9 Now He also told this parable to some people who trusted in themselves that they were righteous, and viewed others with contempt: 10 “Two men went up into the temple to pray, one a Pharisee and the other a tax collector. 11 The Pharisee stood and began praying this in regard to himself: ‘God, I thank You that I am not like other people: swindlers, crooked, adulterers, or even like this tax collector. 12 I fast twice a week; I pay tithes of all that I get.’ 13 But the tax collector, standing some distance away, was even unwilling to raise his eyes toward heaven, but was beating his chest, saying, ‘God, be merciful to me, the sinner!’ 14 I tell you, this man went to his house justified rather than the other one; for everyone who exalts himself will be humbled, but the one who humbles himself will be exalted.” Luke 18:9-14
This parable is marked by two extremes.

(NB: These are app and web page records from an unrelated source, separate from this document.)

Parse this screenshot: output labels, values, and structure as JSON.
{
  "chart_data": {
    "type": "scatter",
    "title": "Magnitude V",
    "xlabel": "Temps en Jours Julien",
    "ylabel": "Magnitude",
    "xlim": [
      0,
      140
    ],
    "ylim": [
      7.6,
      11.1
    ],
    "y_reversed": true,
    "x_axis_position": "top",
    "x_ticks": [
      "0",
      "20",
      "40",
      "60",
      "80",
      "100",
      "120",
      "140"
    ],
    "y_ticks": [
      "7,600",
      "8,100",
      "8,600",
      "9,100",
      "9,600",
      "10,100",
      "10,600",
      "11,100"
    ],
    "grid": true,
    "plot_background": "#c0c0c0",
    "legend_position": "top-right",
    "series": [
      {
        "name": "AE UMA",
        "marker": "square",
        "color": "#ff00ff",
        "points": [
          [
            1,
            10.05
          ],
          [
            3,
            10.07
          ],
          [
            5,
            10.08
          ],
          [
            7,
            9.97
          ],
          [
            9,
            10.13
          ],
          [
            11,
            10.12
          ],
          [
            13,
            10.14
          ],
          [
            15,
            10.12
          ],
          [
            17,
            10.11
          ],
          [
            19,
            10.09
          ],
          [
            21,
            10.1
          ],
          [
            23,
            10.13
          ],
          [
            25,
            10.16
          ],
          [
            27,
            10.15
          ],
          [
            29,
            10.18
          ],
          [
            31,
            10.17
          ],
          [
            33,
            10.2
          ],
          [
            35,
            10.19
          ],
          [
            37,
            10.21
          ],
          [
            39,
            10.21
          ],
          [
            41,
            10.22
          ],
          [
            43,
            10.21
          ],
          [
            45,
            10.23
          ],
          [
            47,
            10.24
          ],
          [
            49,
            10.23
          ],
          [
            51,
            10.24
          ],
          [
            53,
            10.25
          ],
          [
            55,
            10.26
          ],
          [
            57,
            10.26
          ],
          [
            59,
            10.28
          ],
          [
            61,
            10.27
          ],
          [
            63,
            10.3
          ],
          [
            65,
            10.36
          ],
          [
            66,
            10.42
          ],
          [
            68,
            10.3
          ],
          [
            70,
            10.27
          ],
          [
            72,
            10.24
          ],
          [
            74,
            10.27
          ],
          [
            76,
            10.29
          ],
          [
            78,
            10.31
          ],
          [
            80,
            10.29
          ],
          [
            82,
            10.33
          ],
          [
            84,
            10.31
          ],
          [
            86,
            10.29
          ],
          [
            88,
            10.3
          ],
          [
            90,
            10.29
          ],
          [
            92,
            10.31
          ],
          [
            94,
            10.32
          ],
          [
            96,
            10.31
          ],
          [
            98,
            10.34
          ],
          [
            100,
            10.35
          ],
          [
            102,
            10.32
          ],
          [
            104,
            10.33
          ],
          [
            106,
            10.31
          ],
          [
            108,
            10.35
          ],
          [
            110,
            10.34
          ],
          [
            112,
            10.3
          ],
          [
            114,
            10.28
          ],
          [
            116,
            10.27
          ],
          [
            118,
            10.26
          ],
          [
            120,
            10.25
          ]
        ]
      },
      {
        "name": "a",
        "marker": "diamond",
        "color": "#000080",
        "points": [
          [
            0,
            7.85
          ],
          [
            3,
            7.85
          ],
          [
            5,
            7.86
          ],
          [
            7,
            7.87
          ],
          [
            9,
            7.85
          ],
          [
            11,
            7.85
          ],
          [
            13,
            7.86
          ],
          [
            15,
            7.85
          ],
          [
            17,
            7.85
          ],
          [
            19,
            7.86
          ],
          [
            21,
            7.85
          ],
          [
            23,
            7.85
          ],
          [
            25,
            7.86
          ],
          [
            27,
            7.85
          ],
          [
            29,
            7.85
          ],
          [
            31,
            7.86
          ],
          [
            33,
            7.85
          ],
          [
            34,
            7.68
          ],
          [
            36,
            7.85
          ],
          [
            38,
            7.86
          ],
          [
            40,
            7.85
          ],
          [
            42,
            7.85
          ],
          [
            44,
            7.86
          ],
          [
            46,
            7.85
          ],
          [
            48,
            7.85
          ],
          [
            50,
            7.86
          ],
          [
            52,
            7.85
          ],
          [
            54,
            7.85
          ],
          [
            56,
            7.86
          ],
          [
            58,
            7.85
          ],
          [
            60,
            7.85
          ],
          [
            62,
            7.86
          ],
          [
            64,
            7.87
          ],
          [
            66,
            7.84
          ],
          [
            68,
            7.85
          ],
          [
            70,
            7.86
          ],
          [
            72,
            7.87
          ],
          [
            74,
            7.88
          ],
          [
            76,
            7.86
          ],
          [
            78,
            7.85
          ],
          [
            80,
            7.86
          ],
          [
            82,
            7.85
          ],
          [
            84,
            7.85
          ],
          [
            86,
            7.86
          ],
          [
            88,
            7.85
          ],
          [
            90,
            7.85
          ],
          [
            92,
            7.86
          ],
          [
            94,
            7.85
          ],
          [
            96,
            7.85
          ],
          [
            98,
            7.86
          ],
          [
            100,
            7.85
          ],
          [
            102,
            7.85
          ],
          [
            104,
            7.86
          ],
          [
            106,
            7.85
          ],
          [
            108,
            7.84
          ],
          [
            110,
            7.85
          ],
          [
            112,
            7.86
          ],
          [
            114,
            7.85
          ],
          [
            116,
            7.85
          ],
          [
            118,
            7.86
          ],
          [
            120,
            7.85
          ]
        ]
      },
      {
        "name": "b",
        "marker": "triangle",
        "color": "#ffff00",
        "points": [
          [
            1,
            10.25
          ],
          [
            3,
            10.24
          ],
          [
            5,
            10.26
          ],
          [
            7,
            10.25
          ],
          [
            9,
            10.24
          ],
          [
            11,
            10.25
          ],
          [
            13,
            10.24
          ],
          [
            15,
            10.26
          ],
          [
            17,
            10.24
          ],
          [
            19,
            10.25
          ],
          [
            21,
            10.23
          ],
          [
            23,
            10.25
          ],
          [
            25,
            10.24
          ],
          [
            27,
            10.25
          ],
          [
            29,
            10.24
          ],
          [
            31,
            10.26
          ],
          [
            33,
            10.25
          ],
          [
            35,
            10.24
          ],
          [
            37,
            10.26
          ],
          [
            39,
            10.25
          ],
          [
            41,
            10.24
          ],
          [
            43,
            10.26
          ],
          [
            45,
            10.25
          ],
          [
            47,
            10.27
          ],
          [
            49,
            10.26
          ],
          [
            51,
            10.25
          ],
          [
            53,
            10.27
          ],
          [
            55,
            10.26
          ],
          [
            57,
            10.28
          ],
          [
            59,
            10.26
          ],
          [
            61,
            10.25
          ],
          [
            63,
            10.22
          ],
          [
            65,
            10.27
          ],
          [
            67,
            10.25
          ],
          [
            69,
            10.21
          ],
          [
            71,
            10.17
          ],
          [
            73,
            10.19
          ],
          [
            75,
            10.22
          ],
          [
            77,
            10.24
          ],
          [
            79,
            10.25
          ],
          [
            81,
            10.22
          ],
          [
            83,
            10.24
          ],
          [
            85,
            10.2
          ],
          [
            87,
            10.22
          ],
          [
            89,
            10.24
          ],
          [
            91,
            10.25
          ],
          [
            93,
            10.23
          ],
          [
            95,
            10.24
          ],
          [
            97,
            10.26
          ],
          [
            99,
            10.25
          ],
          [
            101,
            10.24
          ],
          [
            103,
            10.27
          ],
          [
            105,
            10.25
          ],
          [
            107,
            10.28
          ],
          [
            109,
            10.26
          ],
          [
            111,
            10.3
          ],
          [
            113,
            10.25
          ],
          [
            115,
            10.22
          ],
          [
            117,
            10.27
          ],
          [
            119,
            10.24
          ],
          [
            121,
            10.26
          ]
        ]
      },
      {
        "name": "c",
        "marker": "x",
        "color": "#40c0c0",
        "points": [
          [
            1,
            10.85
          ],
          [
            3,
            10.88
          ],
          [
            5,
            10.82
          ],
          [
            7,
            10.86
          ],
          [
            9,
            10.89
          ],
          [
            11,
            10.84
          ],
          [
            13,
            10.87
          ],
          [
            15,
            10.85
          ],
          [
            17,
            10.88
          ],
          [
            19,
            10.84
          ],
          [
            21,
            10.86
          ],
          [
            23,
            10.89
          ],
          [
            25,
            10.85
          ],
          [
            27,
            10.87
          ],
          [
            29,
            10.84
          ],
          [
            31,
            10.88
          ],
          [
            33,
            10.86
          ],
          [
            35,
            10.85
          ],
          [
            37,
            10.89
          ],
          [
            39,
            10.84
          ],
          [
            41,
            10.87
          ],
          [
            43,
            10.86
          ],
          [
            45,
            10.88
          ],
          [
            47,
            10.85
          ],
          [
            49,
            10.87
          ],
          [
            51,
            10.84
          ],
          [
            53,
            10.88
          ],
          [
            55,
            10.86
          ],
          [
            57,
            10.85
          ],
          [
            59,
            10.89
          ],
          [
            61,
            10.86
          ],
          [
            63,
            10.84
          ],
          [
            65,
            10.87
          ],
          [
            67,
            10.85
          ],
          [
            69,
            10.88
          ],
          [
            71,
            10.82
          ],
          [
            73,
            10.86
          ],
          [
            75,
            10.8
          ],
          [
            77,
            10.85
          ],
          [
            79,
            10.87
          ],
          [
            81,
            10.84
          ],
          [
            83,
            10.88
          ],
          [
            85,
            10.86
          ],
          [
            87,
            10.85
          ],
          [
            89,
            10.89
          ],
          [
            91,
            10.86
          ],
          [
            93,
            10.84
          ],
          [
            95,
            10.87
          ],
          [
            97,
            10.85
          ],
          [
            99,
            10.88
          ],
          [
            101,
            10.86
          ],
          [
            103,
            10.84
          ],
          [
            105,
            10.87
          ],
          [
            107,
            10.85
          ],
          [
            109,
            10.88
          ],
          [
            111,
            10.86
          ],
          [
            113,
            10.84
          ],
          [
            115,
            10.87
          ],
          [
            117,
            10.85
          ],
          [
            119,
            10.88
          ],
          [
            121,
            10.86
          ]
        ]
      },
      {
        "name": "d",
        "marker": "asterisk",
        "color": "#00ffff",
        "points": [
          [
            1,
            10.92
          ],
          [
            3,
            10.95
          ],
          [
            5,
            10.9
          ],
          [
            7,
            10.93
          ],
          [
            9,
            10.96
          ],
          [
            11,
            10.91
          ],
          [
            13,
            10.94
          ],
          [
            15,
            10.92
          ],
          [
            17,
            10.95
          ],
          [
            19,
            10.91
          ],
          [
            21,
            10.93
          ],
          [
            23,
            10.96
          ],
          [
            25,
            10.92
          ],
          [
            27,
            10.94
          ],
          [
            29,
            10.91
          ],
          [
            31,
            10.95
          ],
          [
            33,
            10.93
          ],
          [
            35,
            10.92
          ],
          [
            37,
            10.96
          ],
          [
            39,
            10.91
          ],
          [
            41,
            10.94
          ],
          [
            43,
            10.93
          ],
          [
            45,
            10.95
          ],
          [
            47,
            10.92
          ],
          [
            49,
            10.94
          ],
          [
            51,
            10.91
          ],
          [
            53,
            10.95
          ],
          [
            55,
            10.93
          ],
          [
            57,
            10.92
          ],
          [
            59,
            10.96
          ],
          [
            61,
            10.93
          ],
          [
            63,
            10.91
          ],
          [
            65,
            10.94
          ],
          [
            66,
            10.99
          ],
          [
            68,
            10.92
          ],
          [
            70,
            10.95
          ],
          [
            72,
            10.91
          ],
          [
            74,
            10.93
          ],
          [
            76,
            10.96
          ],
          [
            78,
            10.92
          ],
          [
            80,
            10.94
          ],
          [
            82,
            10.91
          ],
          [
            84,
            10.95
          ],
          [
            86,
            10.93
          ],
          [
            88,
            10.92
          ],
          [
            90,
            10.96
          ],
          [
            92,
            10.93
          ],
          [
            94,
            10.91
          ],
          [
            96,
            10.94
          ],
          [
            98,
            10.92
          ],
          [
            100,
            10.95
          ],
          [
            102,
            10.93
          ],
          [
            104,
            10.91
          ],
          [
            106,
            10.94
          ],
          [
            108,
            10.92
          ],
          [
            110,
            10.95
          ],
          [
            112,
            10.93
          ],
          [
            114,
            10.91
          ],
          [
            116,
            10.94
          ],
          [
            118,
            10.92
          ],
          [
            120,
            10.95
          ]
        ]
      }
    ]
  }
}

The dichotomy is purposeful. We have the consummately pious Pharisee, and the chest-beating penitent tax collector. Both had their eyes firmly fixed on themselves. One saw perfection. The other saw rubbish.
Actually, the culture at the time was inclined to think that the Pharisee had a right to crow, and the tax collector was indeed worthy of derision. These men are caricatures of polar opposites.
Truth be known, I find myself wanting to pray, “Thank you God I’m not like this Pharisee!” On the other hand, I see myself aligning with the lowly tax collector, but I’m not nearly penitent enough. Being slightly penitent won’t cut it with God.
Only the publican went home justified in this story, as he appeals to God to be “merciful.” In the Greek, the word is hilaskomai, that God would be propitious.
Are we favorably viewed by God? Out of the box, we possess no redeeming attributes. “All our righteous deeds are like a filthy garment,” says the prophet Isaiah (64:6). Paul echoes this truth in Romans 3:10-12.
10 “There is none righteous, not even one;Romans 3:10–12
11 There is none who understands,
There is none who seeks for God;
12 All have turned aside, together they have become useless;
There is none who does good,
There is not even one.”
Consequently, our only hope is the atoning sacrifice of Jesus on the cross. As abjectly humble as we might be, we should be eternally grateful that our propitiation comes only through faith in him.
My wife and I were having a discussion the other day on whether we’d ever be capable of standing before God. In the absence of any study on the question, my reflexive response was to say “no” we won’t, unless we invite Jesus to go first.